The national R&I funding programme, FUSION, is managed by the MCST. The funding rules were revised in 2017 to make the implementation of gender equality the decisive factor in cases where two or more research projects score the same in their evaluation. The specific provision states that “if two or more projects obtain the same mark following evaluation, then [the] MCST shall give priority to that project which provides the best consideration to the implementation of gender equality in the research project”.
In order to promote the visibility of women in decision-making positions, the Joint Committee of the DFG decided to introduce a special budget for DFG-funded research networks. Since the beginning of 2021, networks whose spokesperson/coordinator belongs to an underrepresented gender at leadership level can apply for additional, uncommitted funding of EUR 80,000 per funding year. The DFG regularly publishes information on underrepresented genders at project management level.
Quality healthcare requires integrating a sex and gender dimension in all aspects of health research and clinical practice. ZonMw and the Erasmus Summer Programme (ESP) offered a joint programme to further knowledge and skills in gender, health and research, through “Gender in Research” workshops and a “Gender and Health” course.The ZonMw “Gender and Health Knowledge Programme” provided up to 20 Gender in Research Fellowships each year for (inter)national PhD students and post-doctoral researchers.
In 2002, the CSIC Governing Board approved the Women and Science Committee.
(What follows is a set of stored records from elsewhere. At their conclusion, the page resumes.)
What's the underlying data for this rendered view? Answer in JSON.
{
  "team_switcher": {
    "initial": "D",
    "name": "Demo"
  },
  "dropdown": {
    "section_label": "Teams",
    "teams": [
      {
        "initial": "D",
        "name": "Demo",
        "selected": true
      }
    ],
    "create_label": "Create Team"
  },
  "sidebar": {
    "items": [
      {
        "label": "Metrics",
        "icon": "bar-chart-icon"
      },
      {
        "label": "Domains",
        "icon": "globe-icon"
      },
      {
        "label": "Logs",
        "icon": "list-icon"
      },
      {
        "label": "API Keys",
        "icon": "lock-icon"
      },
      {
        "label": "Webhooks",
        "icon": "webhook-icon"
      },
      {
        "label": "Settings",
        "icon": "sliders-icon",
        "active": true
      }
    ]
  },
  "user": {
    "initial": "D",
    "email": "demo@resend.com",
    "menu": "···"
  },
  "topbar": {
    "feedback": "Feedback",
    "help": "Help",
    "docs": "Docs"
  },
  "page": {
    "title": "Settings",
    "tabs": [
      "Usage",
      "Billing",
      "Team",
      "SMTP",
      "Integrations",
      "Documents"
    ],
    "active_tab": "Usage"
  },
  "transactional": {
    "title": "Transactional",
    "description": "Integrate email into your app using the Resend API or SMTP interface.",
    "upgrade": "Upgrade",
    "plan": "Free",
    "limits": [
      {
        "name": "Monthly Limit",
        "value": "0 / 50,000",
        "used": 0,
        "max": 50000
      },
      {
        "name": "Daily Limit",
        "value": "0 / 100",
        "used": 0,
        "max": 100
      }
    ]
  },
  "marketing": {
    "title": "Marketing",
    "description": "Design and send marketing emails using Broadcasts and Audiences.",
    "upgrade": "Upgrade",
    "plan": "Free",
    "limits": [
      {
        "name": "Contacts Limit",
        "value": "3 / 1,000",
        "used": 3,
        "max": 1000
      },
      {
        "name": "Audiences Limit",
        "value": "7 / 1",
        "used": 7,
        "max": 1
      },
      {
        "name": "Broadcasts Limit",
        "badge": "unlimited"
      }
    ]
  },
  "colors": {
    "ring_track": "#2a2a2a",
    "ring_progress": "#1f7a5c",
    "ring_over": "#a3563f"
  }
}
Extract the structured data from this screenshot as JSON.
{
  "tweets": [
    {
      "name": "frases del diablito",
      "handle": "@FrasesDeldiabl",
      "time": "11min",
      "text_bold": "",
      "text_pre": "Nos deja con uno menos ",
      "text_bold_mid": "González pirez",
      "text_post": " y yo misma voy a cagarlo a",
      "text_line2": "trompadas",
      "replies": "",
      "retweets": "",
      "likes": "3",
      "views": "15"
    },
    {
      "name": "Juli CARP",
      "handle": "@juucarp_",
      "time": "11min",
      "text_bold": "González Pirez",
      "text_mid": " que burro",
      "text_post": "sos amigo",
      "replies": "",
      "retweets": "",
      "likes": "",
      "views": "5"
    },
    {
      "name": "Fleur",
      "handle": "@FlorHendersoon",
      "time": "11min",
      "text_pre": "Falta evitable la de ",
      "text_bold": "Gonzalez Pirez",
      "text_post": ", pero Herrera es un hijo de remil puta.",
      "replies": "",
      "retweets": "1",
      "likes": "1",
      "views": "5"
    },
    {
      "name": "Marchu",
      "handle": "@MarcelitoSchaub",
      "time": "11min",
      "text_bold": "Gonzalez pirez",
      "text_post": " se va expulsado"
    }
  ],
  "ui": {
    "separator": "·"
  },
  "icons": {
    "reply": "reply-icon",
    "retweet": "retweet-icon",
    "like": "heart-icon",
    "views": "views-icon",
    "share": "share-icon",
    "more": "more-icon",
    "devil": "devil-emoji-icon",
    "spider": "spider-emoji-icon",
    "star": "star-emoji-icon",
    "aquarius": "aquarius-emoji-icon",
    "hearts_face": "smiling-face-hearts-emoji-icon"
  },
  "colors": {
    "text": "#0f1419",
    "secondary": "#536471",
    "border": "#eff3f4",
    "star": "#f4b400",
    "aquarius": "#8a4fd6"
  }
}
The Committee advises the presidency of the CSIC on issues related to recruitment and career promotion of women researchers, identifies problems and analyses causes hindering women’s access and career progression. It also analyses historical biases and gaps due to the deficit of women in scientific institutions and in their management bodies, and proposes corrective measures where appropriate.
Every year, the Swedish Innovation Agency, VINNOVA, invests approximately SEK 3 billion in research and innovation. Since 2015, it has successfully integrated a gender perspective in its activities and promoted gender equality in the distribution of funds for research and innovation. VINNOVA makes an effort to include gender perspectives in the projects financed, recognising gender equality as a prerequisite for sustainable societal development and innovation.
Since 2016, HKR has successfully worked with a model for equal distribution of internal research resources. The work started with a revision of the existing resource allocation model, as the old model was considered outdated. The earlier model resulted in an economical budget deficit for the university and allocated resources based on position (i.e. a fixed share of working hours allocated to “research time”).
This initiative is based on a protocol between FCT and the national Commission for Citizenship and Gender Equality (CIG) established in 2008, which aims at the development of public policies to promote GE as well as strengthening research activities for the advancement of scientific knowledge in GE. FCT and CIG are also responsible for the initiative The GenderResearch4COVID-19 support. It aims at developing knowledge and helps addressing, in the short term, the pressing constraints placed on the individual/family/economy by the gendered social relations and reactions to the pandemic.
The Academy of Finland’s Equality and Non-Discrimination Plan (2019-2020) applies to beneficiaries of the Academy’s research funding, as well as to employees of the Academy’s Administration Office. The Academy’s promotion of equality and non-discrimination includes three measures: (1) design of tools for systematic data collection on research funding and personnel operations, and developing follow-up indicators; (2) developing communications and training;
Pavel Jozef Šafárik University in Košice was the first Slovak university to voluntarily prepare a gender equality strategy. In 2017, a working group consisting of five people from several faculties was formed, on the initiative of top management. The group undertook a gender audit, analyses of numerous international documents, studies and report and qualitative surveys before drafting the Gender Equality Strategy.
The SDU’s GEP focuses on implementation, documentation and quality assurance of the university’s collected equality endeavours for students and employees. It structures and supports ongoing initiatives, and provides a perspective on prevailing equality and inclusion issues. That focus ensures that initiatives and measures respond and reflect local and specific challenges. The GEP also seeks to further career opportunities and promote inclusive work, research and study environments.
The GEP developed and implemented by VRVis included concrete targets for structural and cultural change in the organisation. It sought to increase stakeholder and staff awareness of the underrepresentation of women at VRVis through training and internal information. It also targeted at least 25 % women researchers and an increased share of women in decision-making processes. The GEP measures were implemented in three areas:
As a partner in SPEAR, Plovdiv University Paisii Hilendarski (PU) began to develop its institutional GEP. Gender equality had never been a matter of concern at PU and no gender work or capacity-building had taken place prior to its participation in SPEAR. Researchers started with interviews, workshops, discussions and other initiatives to get in-depth information about staff and management attitudes to gender, and to raise individual and organisational awareness of gender equality.